USA Roller Sports, under the auspices of Fédération Internationale de Roller Sports (FIRS), established and hosted the first World Inline Roller Hockey Championships for men at the Odeum Arena in Villa Park, Illinois (a suburb of Chicago) in 1995. USA Roller Sports established the first Inline Hockey World Championships for Juniors, again in Chicago in 1996, following the USA National Championships. The first World Inline Hockey Championships for Women occurred under sponsorship of USA Roller Sports in Rochester, New York in 2002. Since the introduction of these events, FIRS National Federations around the world have annually perpetuated inline world championships. USA (Ice) Hockey and International Ice Hockey Federation (IIHF) began their men’s InLine Hockey World Championship in 1996, after the first such world championship by FIRS and has yet to organize a women’s inline hockey world tournament or one for juniors.
In March of 2002, the United States Olympic Committee (USOC) Membership and Credentials Committee officially reaffirmed that USA Roller Sports as the governing body for inline hockey in the United States, which continues to this day. This determination was based on a conclusion by the USOC that internationally the sport of inline hockey is recognized as a discipline of roller sports. Then, as now, USA Roller Sports is a member in good standing of Federation International de Roller Sports ("FIRS"), the international federation for roller sports as recognized by the International Olympic Committee, and FIRS is also recognized by the Pan American Sports Organization(PASO) as the controlling international federation for inline hockey, a sport of the Pan American Games.
Inline roller hockey was introduced to the World Games for the first time in 2005, an International Olympic Committee (IOC) sanctioned event under the jurisdiction of theInternational World Games Association (IWGA), an affiliate of the General Association for International Sports Federations (GAISF). The United States won the Gold Medal, with Canada taking the Silver and Switzerland the Bronze Medal. Inline roller hockey replaced rink roller hockey (ball and cane) on the World Games program forDuisburg, Germany at the 2005 quadrennial World Games. Rink roller hockey had been part of the World Games since its first organization in 1979 at Santa Clara,California, as have the other disciplines of roller sports.
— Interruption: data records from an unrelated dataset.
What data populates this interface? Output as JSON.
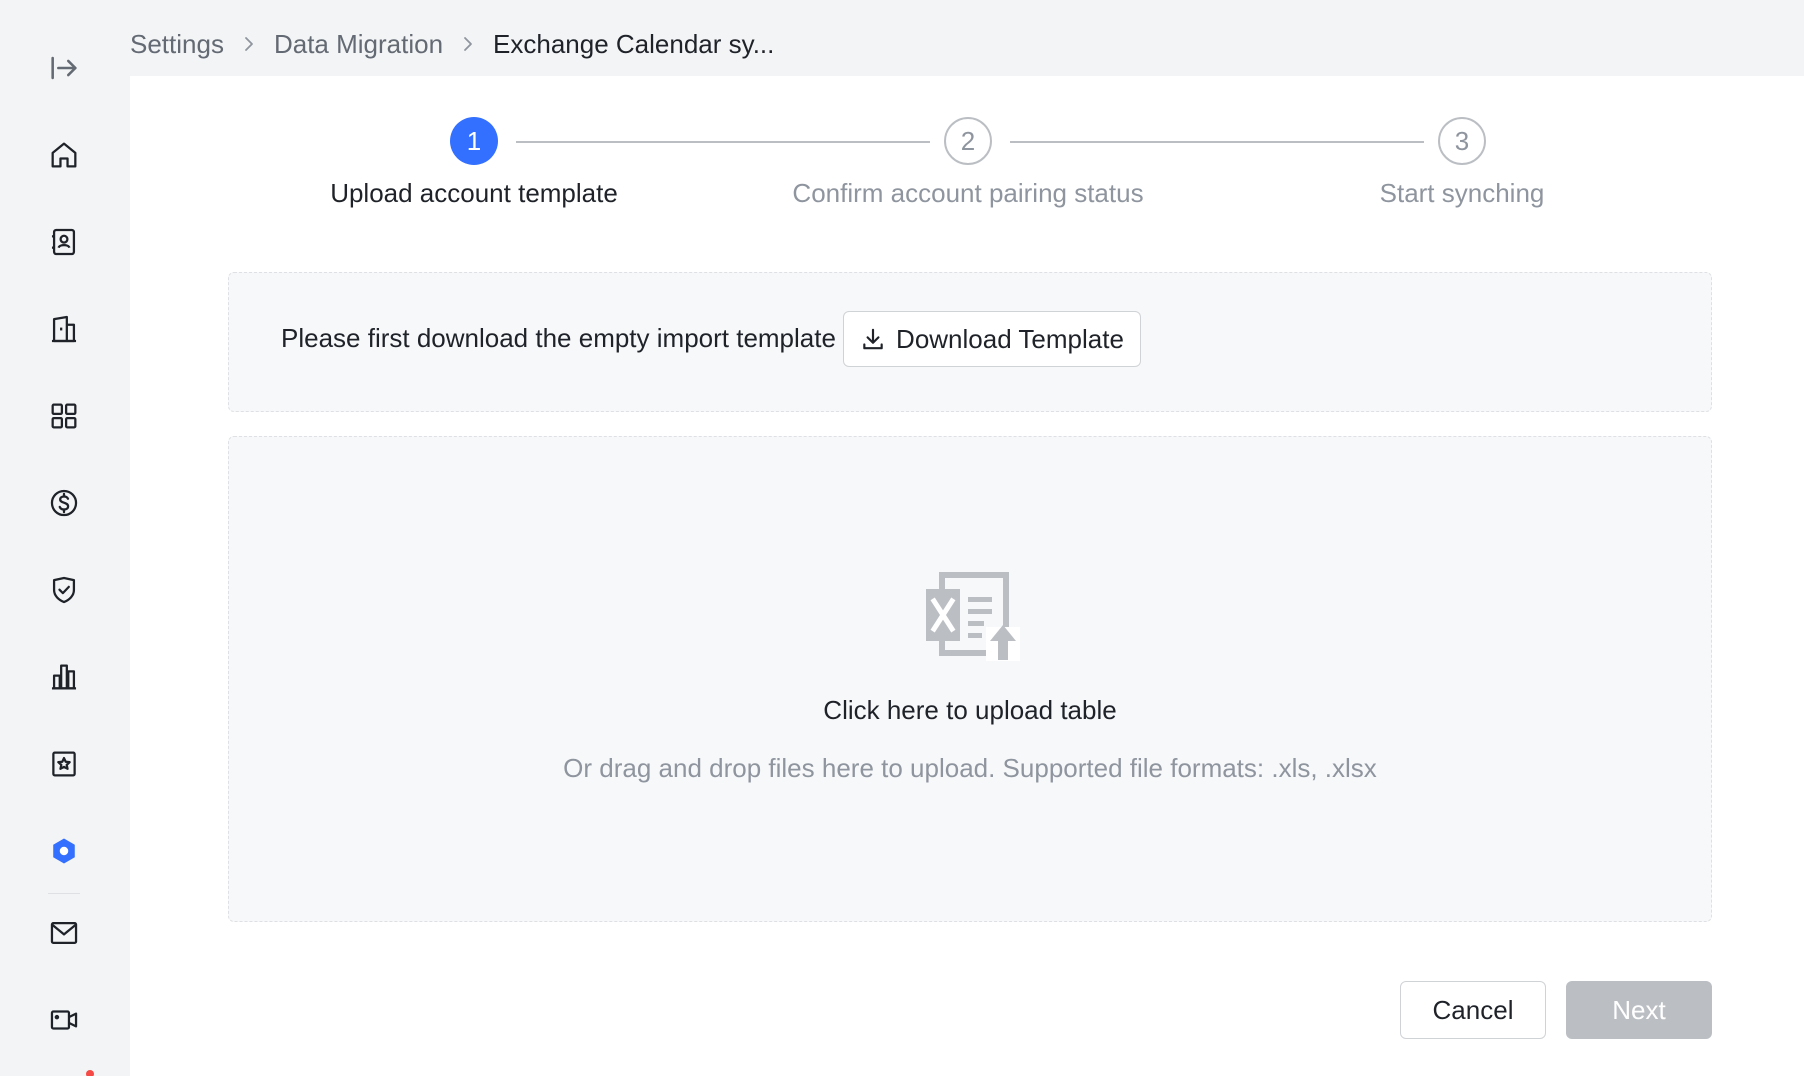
{
  "breadcrumb": {
    "items": [
      "Settings",
      "Data Migration",
      "Exchange Calendar sy..."
    ]
  },
  "steps": [
    {
      "number": "1",
      "label": "Upload account template",
      "state": "active"
    },
    {
      "number": "2",
      "label": "Confirm account pairing status",
      "state": "inactive"
    },
    {
      "number": "3",
      "label": "Start synching",
      "state": "inactive"
    }
  ],
  "download": {
    "prompt": "Please first download the empty import template",
    "button_label": "Download Template"
  },
  "upload": {
    "title": "Click here to upload table",
    "hint": "Or drag and drop files here to upload. Supported file formats: .xls, .xlsx"
  },
  "footer": {
    "cancel_label": "Cancel",
    "next_label": "Next"
  },
  "sidebar": {
    "icons": [
      "expand-icon",
      "home-icon",
      "contacts-icon",
      "organization-icon",
      "apps-icon",
      "billing-icon",
      "security-icon",
      "analytics-icon",
      "badge-icon",
      "settings-icon",
      "mail-icon",
      "video-icon"
    ]
  },
  "colors": {
    "accent": "#3370ff",
    "disabled": "#bbbfc4",
    "muted_text": "#8f959e"
  }
}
During the General Assembly of the IWGA, which took place in Madrid on May 14, 2003, the IWGA unanimously agreed that inline roller hockey was the responsibility of FIRS and that this variant form of roller hockey would be included on the program of the 2005 World Games in place of the previous format. This same scenario had previously played out before the Pan American Sports Organization in 1999, when inline hockey made its first appearance at the Pan American Games in Canada, and repeated again four years later in the Dominican Republic. PASO extends continued recognition of the inline hockey under the jurisdiction of FIRS